Kumudini ji has produced various excellent dancers in Kathak, and Rupanshi too is carrying on that name. Her nritta was very agile, expansive and neat, with well-finished movements and a lot of agility and grace. Even the slow abhinaya piece was done well. The tabla was by Joby Joy, vocals by Prahar Vohra, sarangi by Vanraj Shastri, on padhant was Mitali Dhruv and Sandeep Dutta on the lights.

The next day, in the evening, Manasvini Ramachandran performed Bharatnatyam. Manasvini is the daughter and disciple of well-known Bharatanatyam dancer Revathi Ramachandran, and disciple of Sheejith Krishna.

Manasvini Ramachandran
 She looked very bright in a yellow and pink sari. In her performance, she did a virhottam in raag Karaharipriya followed by a varnam, ‘Mohamanam’, in raag Bhairavi aditalam. This beautiful piece brings out the pain of the nayika when she is waiting for Lord Shiva.

In her depiction, Manasvini showed the Ganga flowing from his jatas as she craves a touch of his lotus feet. Bees hover over the lotuses and the cuckoo sings gaily, worsening her pain. As she burns in viraha, she applies chandan to alleviate her pain. Why is he so harsh on her? Why does he ignore and reject her overtures? The procession of the lord was described as proceeding towards the temple, which has pillars, geometrical patterns on the floor and ponds blooming with lotuses. Finally, she laments that Manmatha is striking her with his arrows and in her pain, she asks for union. The lord then relents. Manasvini very subtly and sensitively executed the abhinaya.

Her jatis had pace, leaps and stage coverage using all directions. She ended her performance with a shuddha  nritta piece which is based on temple art where the rhythm is predominant. The rhythm comes from the ankle bells and the mridangam, something like a baat-cheet in Kathak. As the jathis were played on the mridangam, the dancer replied by repeating them in her footwork.
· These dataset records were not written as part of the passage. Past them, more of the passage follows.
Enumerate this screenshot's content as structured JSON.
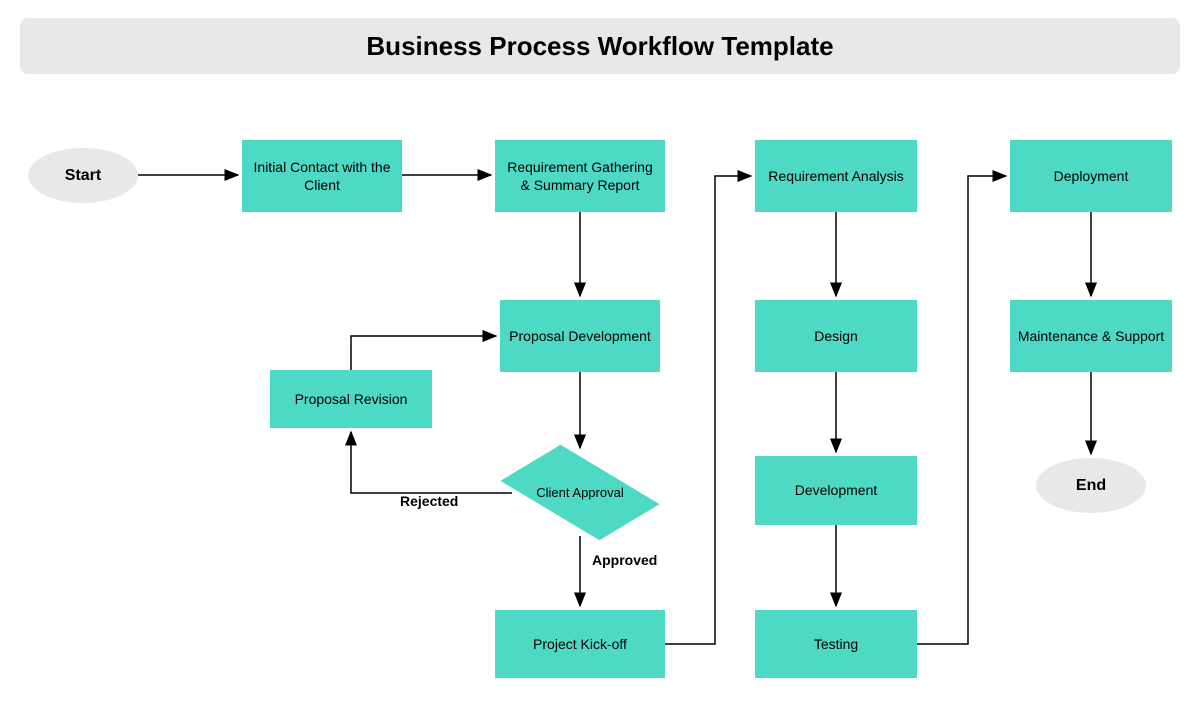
{
  "title": "Business Process Workflow Template",
  "nodes": {
    "start": "Start",
    "initial_contact": "Initial Contact with the Client",
    "requirement_gathering": "Requirement Gathering & Summary Report",
    "proposal_development": "Proposal Development",
    "proposal_revision": "Proposal Revision",
    "client_approval": "Client Approval",
    "project_kickoff": "Project Kick-off",
    "requirement_analysis": "Requirement Analysis",
    "design": "Design",
    "development": "Development",
    "testing": "Testing",
    "deployment": "Deployment",
    "maintenance": "Maintenance & Support",
    "end": "End"
  },
  "edge_labels": {
    "rejected": "Rejected",
    "approved": "Approved"
  },
  "colors": {
    "process_fill": "#4ED9C4",
    "terminator_fill": "#E8E8E8",
    "title_bg": "#E8E8E8"
  }
}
Later, Manasvini spoke to me about the shudha nritta piece. “Shudham nrityam has been a very old tradition in shodash upchar where it was said, ‘Geetam samarpayami, vadyam samarpayami, nrityam samarpayami.’ This involved a lot of karanas. Mangudi Dorairaja Iyer, who is my mother’s guru, revived this art form, where the mridangam and the pada pattams are the only sounds. It is samarpan to ishwaram. There is no story, no expressions and no abhinaya. It is like a tani avartanam. Usually, in a kutcheri, there is a 5 to 7 minute piece that is totally assigned to percussion, usually the mridangam, ghatam, kanjira and morsing. The tani avartanam means tani is rhythm and avartanam is one cycle of talam. The mridangam tani avartanam is very common even today. It is like a question and answer between the ghatam and mridangam. So it is not a practice common only in the north. It became niche. Everybody says this is like Kathak, but it is there in Bharatnatyam as well. Anybody who knows Carnatic music will know about this. The ghatam or kanjira artist will try and mimic the mridangist. And it does not need to be practised - whatever you need is already there. I am a very intuitive dancer and it comes to me naturally that I match the mridangist,” she said.

On nattuvangam was Sridevi Jayakrishnan, S. Venkatesh on vocals, Bhardwaj Guru on mridangam and Sujith Narayan on flute.

Pics: Anoop Arora